**Task description**
Once the pictures are set aside, output all the records exactly.

**Exercise data**
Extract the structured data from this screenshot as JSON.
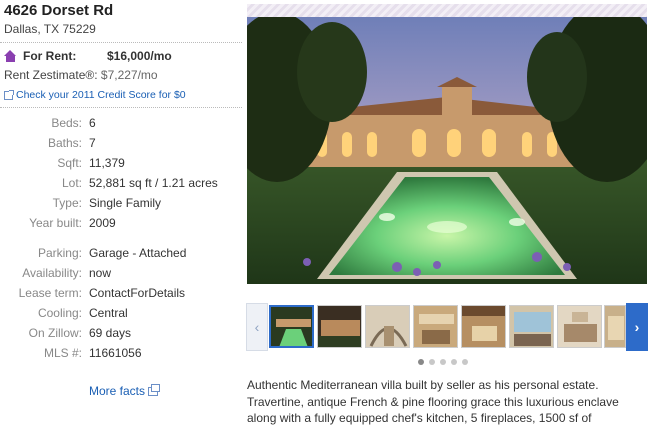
{
  "listing": {
    "address_line1": "4626 Dorset Rd",
    "address_line2": "Dallas, TX 75229",
    "rent_label": "For Rent:",
    "rent_value": "$16,000/mo",
    "zestimate_label": "Rent Zestimate®:",
    "zestimate_value": "$7,227/mo",
    "credit_link": "Check your 2011 Credit Score for $0"
  },
  "facts_group1": [
    {
      "label": "Beds:",
      "value": "6"
    },
    {
      "label": "Baths:",
      "value": "7"
    },
    {
      "label": "Sqft:",
      "value": "11,379"
    },
    {
      "label": "Lot:",
      "value": "52,881 sq ft / 1.21 acres"
    },
    {
      "label": "Type:",
      "value": "Single Family"
    },
    {
      "label": "Year built:",
      "value": "2009"
    }
  ],
  "facts_group2": [
    {
      "label": "Parking:",
      "value": "Garage - Attached"
    },
    {
      "label": "Availability:",
      "value": "now"
    },
    {
      "label": "Lease term:",
      "value": "ContactForDetails"
    },
    {
      "label": "Cooling:",
      "value": "Central"
    },
    {
      "label": "On Zillow:",
      "value": "69 days"
    },
    {
      "label": "MLS #:",
      "value": "11661056"
    }
  ],
  "more_facts_link": "More facts",
  "gallery": {
    "prev_glyph": "‹",
    "next_glyph": "›",
    "dot_count": 5,
    "active_dot": 0,
    "active_thumb": 0
  },
  "description": "Authentic Mediterranean villa built by seller as his personal estate. Travertine, antique French & pine flooring grace this luxurious enclave along with a fully equipped chef's kitchen, 5 fireplaces, 1500 sf of",
  "colors": {
    "accent": "#8a3fb0",
    "link": "#1a5fb4",
    "nav_active": "#2d6bc9"
  }
}
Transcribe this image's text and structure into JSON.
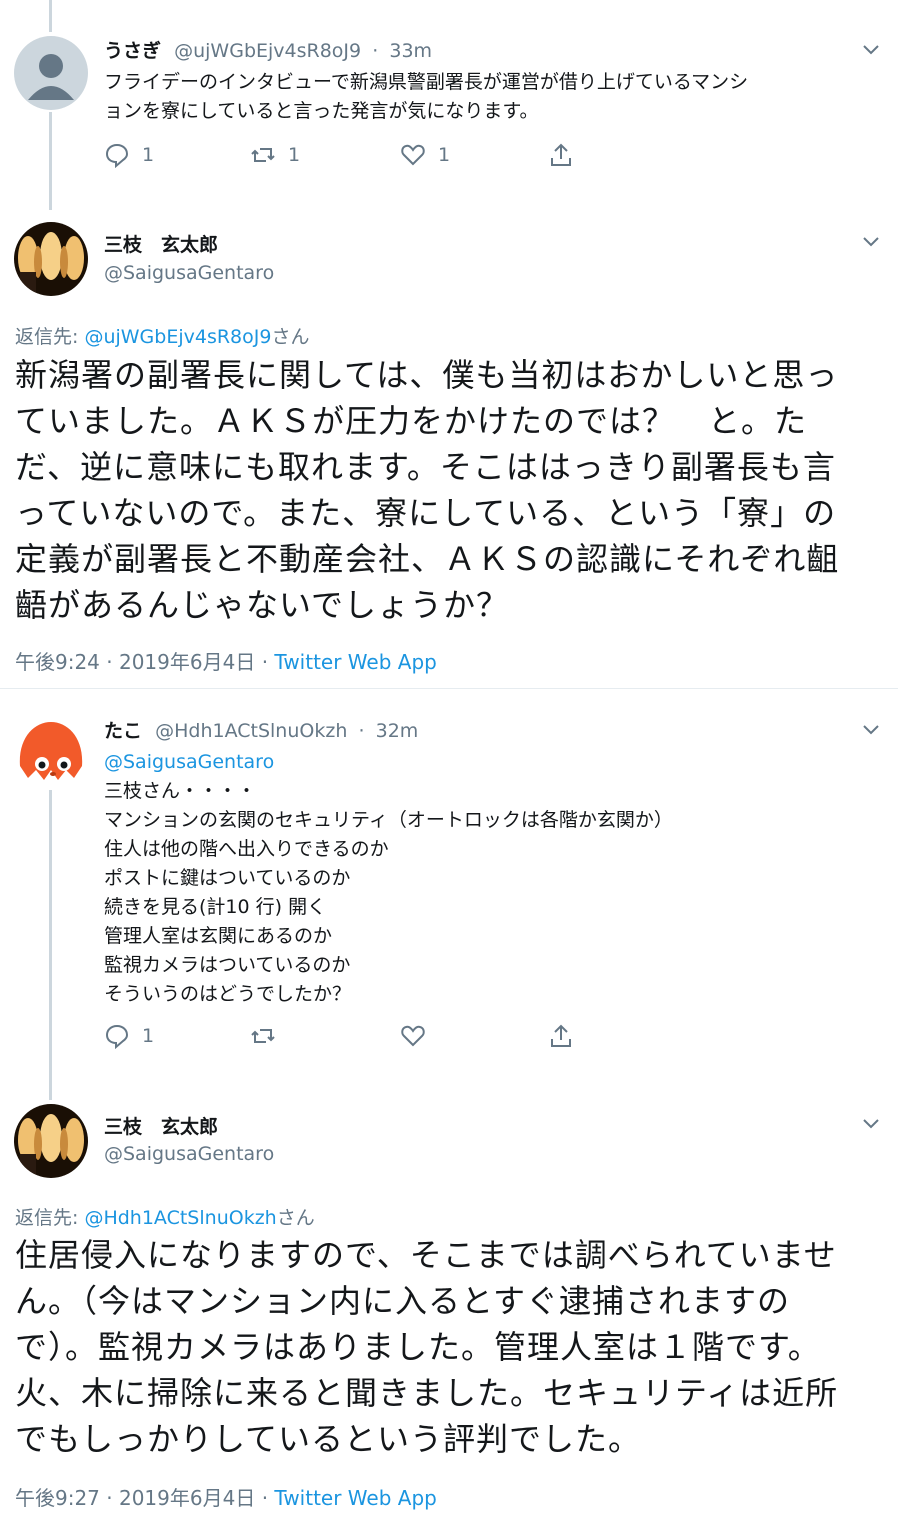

**Output for this exercise**
Extract the structured data from this screenshot as JSON.
{
  "listing": {
    "address_line1": "4626 Dorset Rd",
    "address_line2": "Dallas, TX 75229",
    "rent_label": "For Rent:",
    "rent_value": "$16,000/mo",
    "zestimate_label": "Rent Zestimate®:",
    "zestimate_value": "$7,227/mo",
    "credit_link": "Check your 2011 Credit Score for $0"
  },
  "facts_group1": [
    {
      "label": "Beds:",
      "value": "6"
    },
    {
      "label": "Baths:",
      "value": "7"
    },
    {
      "label": "Sqft:",
      "value": "11,379"
    },
    {
      "label": "Lot:",
      "value": "52,881 sq ft / 1.21 acres"
    },
    {
      "label": "Type:",
      "value": "Single Family"
    },
    {
      "label": "Year built:",
      "value": "2009"
    }
  ],
  "facts_group2": [
    {
      "label": "Parking:",
      "value": "Garage - Attached"
    },
    {
      "label": "Availability:",
      "value": "now"
    },
    {
      "label": "Lease term:",
      "value": "ContactForDetails"
    },
    {
      "label": "Cooling:",
      "value": "Central"
    },
    {
      "label": "On Zillow:",
      "value": "69 days"
    },
    {
      "label": "MLS #:",
      "value": "11661056"
    }
  ],
  "more_facts_link": "More facts",
  "gallery": {
    "prev_glyph": "‹",
    "next_glyph": "›",
    "dot_count": 5,
    "active_dot": 0,
    "active_thumb": 0
  },
  "description": "Authentic Mediterranean villa built by seller as his personal estate. Travertine, antique French & pine flooring grace this luxurious enclave along with a fully equipped chef's kitchen, 5 fireplaces, 1500 sf of",
  "colors": {
    "accent": "#8a3fb0",
    "link": "#1a5fb4",
    "nav_active": "#2d6bc9"
  }
}
Transcribe this image's text and structure into JSON.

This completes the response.